[Page and application data records]
* * * * * * *

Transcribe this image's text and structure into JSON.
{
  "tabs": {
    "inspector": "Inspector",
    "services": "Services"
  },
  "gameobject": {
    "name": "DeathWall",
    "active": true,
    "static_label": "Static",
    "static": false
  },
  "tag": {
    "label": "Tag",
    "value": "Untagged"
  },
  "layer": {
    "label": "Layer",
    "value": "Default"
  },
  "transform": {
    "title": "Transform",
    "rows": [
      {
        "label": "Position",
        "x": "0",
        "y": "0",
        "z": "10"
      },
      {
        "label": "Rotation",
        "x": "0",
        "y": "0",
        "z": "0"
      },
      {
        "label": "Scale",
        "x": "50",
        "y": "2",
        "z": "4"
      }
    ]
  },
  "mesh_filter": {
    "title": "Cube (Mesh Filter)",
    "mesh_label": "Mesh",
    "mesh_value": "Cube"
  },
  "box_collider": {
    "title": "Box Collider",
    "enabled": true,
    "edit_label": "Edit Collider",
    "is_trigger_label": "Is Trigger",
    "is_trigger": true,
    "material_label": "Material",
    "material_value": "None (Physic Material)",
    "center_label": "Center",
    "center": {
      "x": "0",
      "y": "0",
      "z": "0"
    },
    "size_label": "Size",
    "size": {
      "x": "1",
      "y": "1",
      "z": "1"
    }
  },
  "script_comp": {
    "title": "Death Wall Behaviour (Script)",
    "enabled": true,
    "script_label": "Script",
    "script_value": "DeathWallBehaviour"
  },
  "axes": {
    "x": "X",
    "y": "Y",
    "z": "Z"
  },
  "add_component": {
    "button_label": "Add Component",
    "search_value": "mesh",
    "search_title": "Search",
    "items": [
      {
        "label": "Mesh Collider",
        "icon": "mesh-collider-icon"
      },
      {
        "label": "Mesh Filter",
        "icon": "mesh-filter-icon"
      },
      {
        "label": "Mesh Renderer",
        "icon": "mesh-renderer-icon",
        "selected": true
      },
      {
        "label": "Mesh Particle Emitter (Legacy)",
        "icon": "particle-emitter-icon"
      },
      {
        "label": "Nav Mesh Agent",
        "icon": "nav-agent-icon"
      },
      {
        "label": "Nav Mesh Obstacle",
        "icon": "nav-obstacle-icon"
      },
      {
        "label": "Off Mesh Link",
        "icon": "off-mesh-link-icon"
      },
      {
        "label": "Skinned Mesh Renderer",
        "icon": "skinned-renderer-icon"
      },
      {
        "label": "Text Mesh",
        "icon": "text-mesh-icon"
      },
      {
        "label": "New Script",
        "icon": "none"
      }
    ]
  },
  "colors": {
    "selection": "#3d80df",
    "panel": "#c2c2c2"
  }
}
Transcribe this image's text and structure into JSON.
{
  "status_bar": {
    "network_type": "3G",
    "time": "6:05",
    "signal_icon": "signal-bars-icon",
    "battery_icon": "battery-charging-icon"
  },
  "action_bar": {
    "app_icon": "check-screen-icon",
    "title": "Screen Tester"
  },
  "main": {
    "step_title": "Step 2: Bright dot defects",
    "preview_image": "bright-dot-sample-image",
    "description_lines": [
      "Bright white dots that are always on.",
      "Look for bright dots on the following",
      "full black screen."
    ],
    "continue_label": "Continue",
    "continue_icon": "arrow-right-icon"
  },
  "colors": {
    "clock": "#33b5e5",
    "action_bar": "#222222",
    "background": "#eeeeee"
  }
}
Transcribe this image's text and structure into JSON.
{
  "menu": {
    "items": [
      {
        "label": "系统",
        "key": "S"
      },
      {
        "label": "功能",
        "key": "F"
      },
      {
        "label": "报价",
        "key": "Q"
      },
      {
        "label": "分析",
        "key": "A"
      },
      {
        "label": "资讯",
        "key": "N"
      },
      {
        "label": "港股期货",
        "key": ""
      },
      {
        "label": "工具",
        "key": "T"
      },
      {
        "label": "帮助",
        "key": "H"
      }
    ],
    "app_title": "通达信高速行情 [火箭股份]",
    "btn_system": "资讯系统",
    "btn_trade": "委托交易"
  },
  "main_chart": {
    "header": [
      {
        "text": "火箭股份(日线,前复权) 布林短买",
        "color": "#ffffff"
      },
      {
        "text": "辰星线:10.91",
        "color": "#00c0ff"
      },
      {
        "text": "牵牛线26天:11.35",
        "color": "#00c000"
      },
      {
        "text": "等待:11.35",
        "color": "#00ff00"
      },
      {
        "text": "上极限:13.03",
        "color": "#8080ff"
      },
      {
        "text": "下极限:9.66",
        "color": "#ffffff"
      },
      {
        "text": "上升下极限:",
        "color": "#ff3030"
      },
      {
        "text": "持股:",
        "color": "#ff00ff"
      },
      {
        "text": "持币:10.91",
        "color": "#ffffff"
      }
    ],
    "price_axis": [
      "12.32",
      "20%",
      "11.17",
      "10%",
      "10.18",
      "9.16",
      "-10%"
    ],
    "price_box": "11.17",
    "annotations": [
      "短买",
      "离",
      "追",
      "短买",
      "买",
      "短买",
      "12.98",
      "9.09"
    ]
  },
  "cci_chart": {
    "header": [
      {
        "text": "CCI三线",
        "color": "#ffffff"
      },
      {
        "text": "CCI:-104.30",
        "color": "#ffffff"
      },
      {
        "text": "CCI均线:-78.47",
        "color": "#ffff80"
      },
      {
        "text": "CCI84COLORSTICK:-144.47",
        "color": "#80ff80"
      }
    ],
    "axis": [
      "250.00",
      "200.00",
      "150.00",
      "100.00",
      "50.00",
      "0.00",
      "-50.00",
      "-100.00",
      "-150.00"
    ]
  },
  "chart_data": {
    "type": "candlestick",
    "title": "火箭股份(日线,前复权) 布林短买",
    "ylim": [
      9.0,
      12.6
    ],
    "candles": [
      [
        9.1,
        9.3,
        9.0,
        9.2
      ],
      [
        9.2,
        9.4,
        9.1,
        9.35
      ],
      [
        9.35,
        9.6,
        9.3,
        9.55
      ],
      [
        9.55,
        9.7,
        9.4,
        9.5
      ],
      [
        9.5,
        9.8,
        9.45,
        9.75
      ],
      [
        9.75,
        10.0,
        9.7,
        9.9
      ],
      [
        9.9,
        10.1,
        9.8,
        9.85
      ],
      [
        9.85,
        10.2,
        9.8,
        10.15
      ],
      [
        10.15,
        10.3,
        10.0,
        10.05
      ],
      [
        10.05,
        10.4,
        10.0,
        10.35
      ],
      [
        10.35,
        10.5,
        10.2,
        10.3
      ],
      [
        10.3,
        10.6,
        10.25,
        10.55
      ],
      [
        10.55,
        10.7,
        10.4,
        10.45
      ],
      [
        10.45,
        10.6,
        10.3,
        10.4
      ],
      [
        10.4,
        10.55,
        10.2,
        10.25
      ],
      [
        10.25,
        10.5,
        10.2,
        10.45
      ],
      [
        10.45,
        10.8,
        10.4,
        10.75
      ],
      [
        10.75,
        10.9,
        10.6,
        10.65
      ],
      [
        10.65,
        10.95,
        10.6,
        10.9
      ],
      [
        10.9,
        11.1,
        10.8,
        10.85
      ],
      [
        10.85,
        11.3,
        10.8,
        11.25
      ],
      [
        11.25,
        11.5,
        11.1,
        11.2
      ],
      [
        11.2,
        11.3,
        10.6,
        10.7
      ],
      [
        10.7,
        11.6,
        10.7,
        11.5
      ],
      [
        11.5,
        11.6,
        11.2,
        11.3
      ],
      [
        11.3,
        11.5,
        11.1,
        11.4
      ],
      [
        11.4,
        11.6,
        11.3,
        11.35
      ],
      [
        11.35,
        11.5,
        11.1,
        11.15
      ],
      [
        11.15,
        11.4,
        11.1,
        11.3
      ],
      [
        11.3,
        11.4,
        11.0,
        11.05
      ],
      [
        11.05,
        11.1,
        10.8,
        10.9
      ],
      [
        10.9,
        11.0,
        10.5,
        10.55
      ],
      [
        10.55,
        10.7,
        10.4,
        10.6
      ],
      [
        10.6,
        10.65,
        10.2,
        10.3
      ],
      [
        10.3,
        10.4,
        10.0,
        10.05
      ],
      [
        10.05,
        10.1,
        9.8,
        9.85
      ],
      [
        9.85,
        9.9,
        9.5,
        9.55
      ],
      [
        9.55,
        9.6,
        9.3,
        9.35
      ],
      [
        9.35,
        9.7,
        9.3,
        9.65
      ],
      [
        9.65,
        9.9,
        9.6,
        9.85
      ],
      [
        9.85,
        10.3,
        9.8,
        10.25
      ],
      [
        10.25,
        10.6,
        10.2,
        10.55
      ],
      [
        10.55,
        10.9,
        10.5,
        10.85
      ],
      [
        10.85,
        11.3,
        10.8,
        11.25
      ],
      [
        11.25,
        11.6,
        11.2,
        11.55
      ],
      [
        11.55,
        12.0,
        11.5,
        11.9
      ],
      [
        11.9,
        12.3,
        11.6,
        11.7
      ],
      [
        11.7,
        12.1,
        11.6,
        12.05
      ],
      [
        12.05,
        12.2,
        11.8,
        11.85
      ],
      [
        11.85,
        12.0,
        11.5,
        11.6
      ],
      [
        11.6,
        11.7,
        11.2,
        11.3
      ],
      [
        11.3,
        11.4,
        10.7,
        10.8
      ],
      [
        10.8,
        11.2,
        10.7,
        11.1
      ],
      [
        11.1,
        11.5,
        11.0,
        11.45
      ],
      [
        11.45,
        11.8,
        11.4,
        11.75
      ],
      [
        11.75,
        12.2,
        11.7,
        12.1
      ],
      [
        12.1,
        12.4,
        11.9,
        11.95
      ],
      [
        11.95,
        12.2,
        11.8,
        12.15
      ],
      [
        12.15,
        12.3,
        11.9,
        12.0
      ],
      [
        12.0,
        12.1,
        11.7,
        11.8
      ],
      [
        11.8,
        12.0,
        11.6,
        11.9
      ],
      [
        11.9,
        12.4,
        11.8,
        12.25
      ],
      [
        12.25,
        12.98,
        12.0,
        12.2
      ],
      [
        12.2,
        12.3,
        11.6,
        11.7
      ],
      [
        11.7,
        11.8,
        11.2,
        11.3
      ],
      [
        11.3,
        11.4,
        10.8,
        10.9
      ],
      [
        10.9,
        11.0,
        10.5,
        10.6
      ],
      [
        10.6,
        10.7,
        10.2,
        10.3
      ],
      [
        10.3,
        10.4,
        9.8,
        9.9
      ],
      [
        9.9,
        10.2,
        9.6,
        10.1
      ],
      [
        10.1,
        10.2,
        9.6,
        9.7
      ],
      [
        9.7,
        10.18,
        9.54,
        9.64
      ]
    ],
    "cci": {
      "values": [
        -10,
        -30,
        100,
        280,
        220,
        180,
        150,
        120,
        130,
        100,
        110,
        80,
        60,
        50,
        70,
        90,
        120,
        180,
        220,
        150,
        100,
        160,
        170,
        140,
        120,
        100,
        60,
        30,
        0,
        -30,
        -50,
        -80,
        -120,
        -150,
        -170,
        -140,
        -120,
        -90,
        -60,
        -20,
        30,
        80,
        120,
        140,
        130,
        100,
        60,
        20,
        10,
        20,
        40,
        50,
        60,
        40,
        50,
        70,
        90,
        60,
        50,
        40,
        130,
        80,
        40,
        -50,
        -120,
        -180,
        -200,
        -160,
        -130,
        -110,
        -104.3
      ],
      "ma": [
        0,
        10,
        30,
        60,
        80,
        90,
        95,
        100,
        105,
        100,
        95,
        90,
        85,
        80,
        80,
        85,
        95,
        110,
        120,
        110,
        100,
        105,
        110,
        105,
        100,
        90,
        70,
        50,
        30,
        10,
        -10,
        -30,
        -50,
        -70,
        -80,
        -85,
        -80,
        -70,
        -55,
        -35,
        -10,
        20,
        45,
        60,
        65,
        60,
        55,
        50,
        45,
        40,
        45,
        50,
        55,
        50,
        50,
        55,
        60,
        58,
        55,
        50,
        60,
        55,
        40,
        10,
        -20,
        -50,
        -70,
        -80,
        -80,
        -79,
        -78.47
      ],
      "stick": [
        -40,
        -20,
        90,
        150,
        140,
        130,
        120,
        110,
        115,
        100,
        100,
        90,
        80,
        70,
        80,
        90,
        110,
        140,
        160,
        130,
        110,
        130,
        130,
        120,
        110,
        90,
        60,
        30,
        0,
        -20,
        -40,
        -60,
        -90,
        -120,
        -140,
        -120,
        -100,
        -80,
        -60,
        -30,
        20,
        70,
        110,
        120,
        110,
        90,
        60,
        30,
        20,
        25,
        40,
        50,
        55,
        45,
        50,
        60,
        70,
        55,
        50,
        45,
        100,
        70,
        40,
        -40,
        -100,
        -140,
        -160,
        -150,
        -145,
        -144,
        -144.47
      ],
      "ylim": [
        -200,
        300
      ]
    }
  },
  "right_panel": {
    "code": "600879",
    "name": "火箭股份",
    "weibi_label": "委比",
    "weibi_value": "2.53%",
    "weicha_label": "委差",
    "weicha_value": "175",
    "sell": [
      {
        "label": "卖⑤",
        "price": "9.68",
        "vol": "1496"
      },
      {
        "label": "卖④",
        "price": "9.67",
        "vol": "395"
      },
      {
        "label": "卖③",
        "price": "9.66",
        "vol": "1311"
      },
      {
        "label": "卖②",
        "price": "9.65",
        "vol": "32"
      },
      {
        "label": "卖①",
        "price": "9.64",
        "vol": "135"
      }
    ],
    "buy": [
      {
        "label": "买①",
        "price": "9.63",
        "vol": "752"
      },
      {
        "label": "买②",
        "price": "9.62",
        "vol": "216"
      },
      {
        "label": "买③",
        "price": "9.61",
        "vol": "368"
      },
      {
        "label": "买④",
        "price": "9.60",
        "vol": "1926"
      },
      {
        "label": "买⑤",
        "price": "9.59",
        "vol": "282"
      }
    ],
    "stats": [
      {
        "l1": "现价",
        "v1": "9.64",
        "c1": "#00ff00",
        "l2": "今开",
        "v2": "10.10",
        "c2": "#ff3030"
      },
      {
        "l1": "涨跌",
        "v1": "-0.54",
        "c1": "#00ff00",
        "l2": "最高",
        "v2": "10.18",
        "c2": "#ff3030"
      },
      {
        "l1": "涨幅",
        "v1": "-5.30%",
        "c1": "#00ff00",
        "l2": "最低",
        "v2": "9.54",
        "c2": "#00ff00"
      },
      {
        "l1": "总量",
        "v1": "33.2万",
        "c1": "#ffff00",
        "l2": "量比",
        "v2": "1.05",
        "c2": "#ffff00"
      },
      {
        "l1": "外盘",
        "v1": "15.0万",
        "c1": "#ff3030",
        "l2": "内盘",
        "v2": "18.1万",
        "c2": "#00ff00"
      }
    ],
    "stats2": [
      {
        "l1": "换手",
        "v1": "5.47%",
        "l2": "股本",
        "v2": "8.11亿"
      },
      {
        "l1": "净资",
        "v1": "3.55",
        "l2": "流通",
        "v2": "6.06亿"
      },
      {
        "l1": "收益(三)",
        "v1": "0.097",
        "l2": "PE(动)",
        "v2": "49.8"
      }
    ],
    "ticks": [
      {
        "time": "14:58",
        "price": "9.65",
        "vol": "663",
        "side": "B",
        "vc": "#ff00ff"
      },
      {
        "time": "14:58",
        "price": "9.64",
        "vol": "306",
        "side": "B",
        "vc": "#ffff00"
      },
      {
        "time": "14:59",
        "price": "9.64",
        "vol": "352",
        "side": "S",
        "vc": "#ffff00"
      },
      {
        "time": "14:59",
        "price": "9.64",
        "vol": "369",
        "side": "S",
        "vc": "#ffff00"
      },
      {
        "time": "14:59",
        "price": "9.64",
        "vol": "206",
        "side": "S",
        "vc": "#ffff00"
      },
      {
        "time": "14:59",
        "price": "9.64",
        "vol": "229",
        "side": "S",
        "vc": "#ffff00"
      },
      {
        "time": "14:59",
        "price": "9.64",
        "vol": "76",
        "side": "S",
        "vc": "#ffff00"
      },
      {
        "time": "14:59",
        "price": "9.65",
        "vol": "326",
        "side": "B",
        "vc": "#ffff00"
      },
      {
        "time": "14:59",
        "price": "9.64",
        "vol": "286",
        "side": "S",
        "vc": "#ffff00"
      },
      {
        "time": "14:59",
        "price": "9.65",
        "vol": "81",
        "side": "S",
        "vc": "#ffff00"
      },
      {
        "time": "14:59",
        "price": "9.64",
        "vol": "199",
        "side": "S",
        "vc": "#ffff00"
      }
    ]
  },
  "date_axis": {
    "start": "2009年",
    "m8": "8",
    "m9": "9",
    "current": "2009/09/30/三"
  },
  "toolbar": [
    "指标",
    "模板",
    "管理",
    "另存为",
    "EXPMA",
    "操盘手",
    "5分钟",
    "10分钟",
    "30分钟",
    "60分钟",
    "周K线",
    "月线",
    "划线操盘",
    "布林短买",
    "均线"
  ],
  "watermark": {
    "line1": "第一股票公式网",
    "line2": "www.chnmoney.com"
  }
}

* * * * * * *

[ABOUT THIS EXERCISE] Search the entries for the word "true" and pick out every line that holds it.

[RESULT OF THE TASK]
    "active": true,
    "enabled": true,
    "is_trigger": true,
    "enabled": true,
        "selected": true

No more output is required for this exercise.